From: Chris Whitwood, Deputy Leader, Yorkshire Party, Doncaster.
Whilst lacking the energy and drama of Theresa May’s recent string of U-turns, the Mayor of Doncaster’s comments on the Sheffield City Region last week represent a welcome change of tack.
A year ago, Doncaster Mayor Ros Jones described the proposals to incorporate much of South Yorkshire and north Derbyshire into a Sheffield City Region as “the best decision for Doncaster”.
It was a claim that, as Yorkshire Party candidate, I questioned during the Doncaster Mayoral election earlier this year.
In a debate at the Doncaster Chamber business conference I put it to Mrs Jones that she would be searching a long time before finding anyone who volunteered that they lived in Sheffield City Region – primarily because, in the minds of the vast majority of voters, no such place exists.
Indeed, I can think of no political system in history, in which people did not have a cultural and emotional connection, that has avoided failure.
By contrast, Yorkshire not only has the business advantage of a globally recognised brand, it also has the cultural advantage of hundreds of years of history. It was an argument to which she had no answer.
Her letter last week, in which she stated that she was “not yet fully convinced that a South Yorkshire only model for regional devolution is the best deal for Doncaster” adds another voice to those calling for a Yorkshire-wide deal – a central part of the Yorkshire Party’s manifesto both in the local and general elections.

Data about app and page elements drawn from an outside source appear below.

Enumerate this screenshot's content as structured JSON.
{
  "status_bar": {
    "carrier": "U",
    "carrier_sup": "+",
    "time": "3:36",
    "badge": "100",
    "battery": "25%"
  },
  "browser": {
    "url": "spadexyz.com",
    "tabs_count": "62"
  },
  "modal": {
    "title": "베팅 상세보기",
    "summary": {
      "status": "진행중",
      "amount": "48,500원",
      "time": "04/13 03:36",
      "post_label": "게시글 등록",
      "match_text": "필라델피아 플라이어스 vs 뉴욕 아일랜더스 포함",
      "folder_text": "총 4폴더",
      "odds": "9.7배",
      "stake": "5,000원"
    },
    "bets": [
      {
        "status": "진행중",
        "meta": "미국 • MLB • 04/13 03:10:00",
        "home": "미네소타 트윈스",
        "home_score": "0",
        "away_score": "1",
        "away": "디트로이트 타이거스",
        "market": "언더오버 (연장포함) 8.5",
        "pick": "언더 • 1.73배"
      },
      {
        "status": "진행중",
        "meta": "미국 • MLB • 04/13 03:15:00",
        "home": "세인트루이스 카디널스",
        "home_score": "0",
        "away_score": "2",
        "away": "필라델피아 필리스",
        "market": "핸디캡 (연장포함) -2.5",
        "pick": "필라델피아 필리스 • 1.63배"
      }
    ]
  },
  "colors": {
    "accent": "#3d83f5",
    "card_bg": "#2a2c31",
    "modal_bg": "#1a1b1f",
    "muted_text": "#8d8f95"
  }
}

Leader of Barnsley Council, Sir Steve Houghton, has also called for other options – including a “Yorkshire model” – to be explored.
This is by no means the final nail in the city region coffin. However, the sooner Northern Powerhouse Minister Jake Berry ceases fiddling with SCR’s corpse – like an inept ministerial Doctor Frankenstein – and, like Jones and Houghton, accepts that a whole-region devolution deal is the best choice for Yorkshire; the sooner our county, businesses and people will be able to truly flourish.
Storms could capsize Brexit
From: Don Burslam, Elm Road, Dewsbury Moor, Dewsbury.
Mr Blair’s intervention over Brexit has prompted the predictable reaction. His comments are certainly of doubtful value to the remainers.
Nevertheless there is a certain momentum in favour of a change in attitude to such an important decision.
When all the arguments are once more marshalled by Brexiteers, there is one thing that trumps all the arguments. That is of course the situation of the economy and there is plenty of evidence that the barometer is pointing at storms ahead.
The outlook of the multinationals is crucial in this. They are concerned at our voluntary exclusion from our closest market in favour of some ill-defined search for a mythical paradise across the seas.
Don’t underestimate the craftiness of politicians to shuffle into a new position in relation to Europe as the direction of the wind changes.
From: D Wood, Howden.
When are the moaning EU remainers going to realise that the referendum is over and that they have lost, and stop all the mythical doom and gloom about Brexit?
We now have Tony Blair (why does anyone still listen to this self seeker?), the most discredited politician in Britain, telling us that the EU will now give us greater control over immigration if we cancel Brexit.
What a load of codswallop, this is pure fantasy.
The EU has no intention of softening its stance on the free movement of peoples, as the arrogant Michel Barnier has frequently stated.
And furthermore those of us that voted to leave would not change our minds even if they did, much too little, much too late.
Then we have the anti-Brexit, Labour-supporting rag The Guardian telling us on yesterday’s front page that secure food supplies will be threatened by Brexit. This is pure fake news.
The fact that we can buy any food that we get from the EU from many other countries like Australia, New Zealand, Canada and South Africa much cheaper and of far better quality than is produced by the totally inefficient farmers in the EU, particularly France, just goes to show how desperate the totally undemocratic remain lobby have now become.
From: ME Wright, Harrogate.
With vinyl strangely back in vogue, I have unearthed an LP by Paddy Roberts. A track L’Anglais avec son sang-froid is translated as “The Englishman with his usual bloody cold”. It contains the following verse: ‘Now the Englishman has lots of little foibles/And some of them are really past belief/For he’s still of the opinion/That the folk in each dominion/All regard him as the big white chief.’
The recording dates from the 1960s; a rather prescient anticipation of Brexit perhaps?
Salaries worth seeing again
From: Keith Wigglesworth, Highburton, Huddersfield.
As the BBC airs so many repeats, perhaps they could save money by showing its actors and presenters a photocopy of their previous year’s salaries.